Our colleague and dear friend, Distinguished Professor Louise Kellogg, passed away on April 15, 2019. Louise built innumerable ties among people, using her outstanding science, trans-disciplinary vision, and dedication to equity. Her family, friends and colleagues around the world are grieving her loss. Messages of sympathy and memories of Louise may be sent to firstname.lastname@example.org. If you wish to have your message included on this web page, please let us know.
Our colleague and dear friend, Distinguished Professor Emeritus Eldridge Moores, passed away on October 28th. Eldridge's vision, leadership, and compassion were the soul of this department. His family and his many friends and colleagues here at UC Davis and around the world are grieving from this untimely loss.
Nicholas Pinter | Small Towns, Big Flood Waters
Climate change and sea-level rise are bringing more water to people’s doorsteps, threatening communities from Midwestern America to Jakarta, Indonesia. Entire towns are moving to escape rising waters. But how do towns address these growing threats and still retain their sense of community? To find out, flood expert Nicholas Pinter and his team are visiting dozens of communities across the Midwest that have moved entirely off the floodplain in a concept called "managed retreat." Read the full, multimedia story of two of those towns — one in Illinois, the other in Wisconsin — at UC Davis Science & Climate, www.climatechange.ucdavis.edu.
Pinter will discuss this research and take questions on May 22 via livestream on Facebook, Twitter and YouTube during an interview with "UC Davis Live" at 10:45 a.m. PT/7:45 a.m. ET.
Pellas-Ryder Award 2019 | Simon Lock
Simon J. Lock, former UC Davis visiting graduate student (current postdoc at the California Institute of Technology), is awarded the 2019 Pellas-Ryder Award for his paper titled “The Origin of the Moon within a Terrestrial Synestia” published in the Journal of Geophysical Research Planets in 2018. The Pellas-Ryder award is awarded to an undergraduate or graduate student who is first author of the best planetary science paper published in a peer-reviewed scientific journal during the year prior to the award.

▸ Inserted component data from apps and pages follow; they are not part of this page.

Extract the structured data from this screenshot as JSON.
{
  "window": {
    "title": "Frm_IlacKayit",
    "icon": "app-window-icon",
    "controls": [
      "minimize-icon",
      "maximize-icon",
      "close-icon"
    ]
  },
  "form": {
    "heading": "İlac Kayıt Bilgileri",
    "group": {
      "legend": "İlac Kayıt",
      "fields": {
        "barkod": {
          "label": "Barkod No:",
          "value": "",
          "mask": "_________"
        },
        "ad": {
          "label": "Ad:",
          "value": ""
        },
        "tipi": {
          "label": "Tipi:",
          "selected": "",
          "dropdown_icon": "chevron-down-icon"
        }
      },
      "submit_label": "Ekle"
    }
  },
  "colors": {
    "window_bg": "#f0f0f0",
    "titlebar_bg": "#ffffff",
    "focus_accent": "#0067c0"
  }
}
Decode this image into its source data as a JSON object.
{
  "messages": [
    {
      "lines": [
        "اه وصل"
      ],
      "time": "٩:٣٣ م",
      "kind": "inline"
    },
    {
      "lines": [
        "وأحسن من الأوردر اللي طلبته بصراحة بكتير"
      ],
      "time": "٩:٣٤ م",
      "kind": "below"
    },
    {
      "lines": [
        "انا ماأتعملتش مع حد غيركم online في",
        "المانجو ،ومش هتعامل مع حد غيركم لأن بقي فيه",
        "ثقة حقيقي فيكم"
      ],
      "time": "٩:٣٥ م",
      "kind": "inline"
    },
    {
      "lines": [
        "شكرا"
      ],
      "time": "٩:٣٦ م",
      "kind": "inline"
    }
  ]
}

Tessa Hill | 2019 Distinguished Scholarly Public Service Award
Tessa Hill has been awarded an Academic Senate Distinguished Scholarly Public Service Award by the Davis Division of the Academic Senate for her efforts to raise awareness of the impacts of climate change.
Bill Casey | Caseyite
A new mineral has been named after Bill Casey. Caseyite is a vanadium aluminum oxyhydride.
The California Aggie | STEM Majors teach the next generation
A UC Davis program helps STEM majors become K-12 Teachers. While some UC Davis students who earn technical degrees in majors such as physics or computer science go on to become engineers and scientists, others decide to pursue careers in education. Some STEM majors decide to become K-12 teachers, and a program called CalTeach Mathematics and Science Teaching Program helps support their ambitions.
Give Day 2019 | Earth and Planetary Sciences
Thank you for your generous support to our two Give Day 2019 Geology Challenges: Summer Field Geology and Pathways to Professional Geology!
All your donations are greatly appreciated.
We would like to thank Robert and Lisa Campbell for donating their $12,500 challenge gift to Summer Field Geology - a course considered to be the most valuable in the geology curriculum. We would also like to thank Roy Shlemon for donating his challenge gift of $25000 to Pathways for Professional Geology - helping UC Davis students achieve careers as professional geologists.
NSF Graduate Research Fellowship | Veronica Vriesman
Graduate student Veronica Vriesman is a 2019 recipient of a NSF Graduate Research Fellowship. NSF's Graduate Research Fellowship Program (GRFP) recognizes and supports individuals early in their graduate training in STEM (Science, Technology, Education, and Mathematics) fields.
Following a Path to Science | A student perspective on research at UC Davis Bodega Marine Lab
Kimberly is currently at senior at UC Davis, majoring in Geology. She writes: "As a child, I loved learning about geology, meteorology, and astronomy, as they were both fascinating and easy to experience. I always knew that I wanted to go to college and study science, though it wasn’t so simple in reality."
I study the processes by which mountain belts form during continental collision and their relation to past plate motion.i am a tectonicist & structural geologist.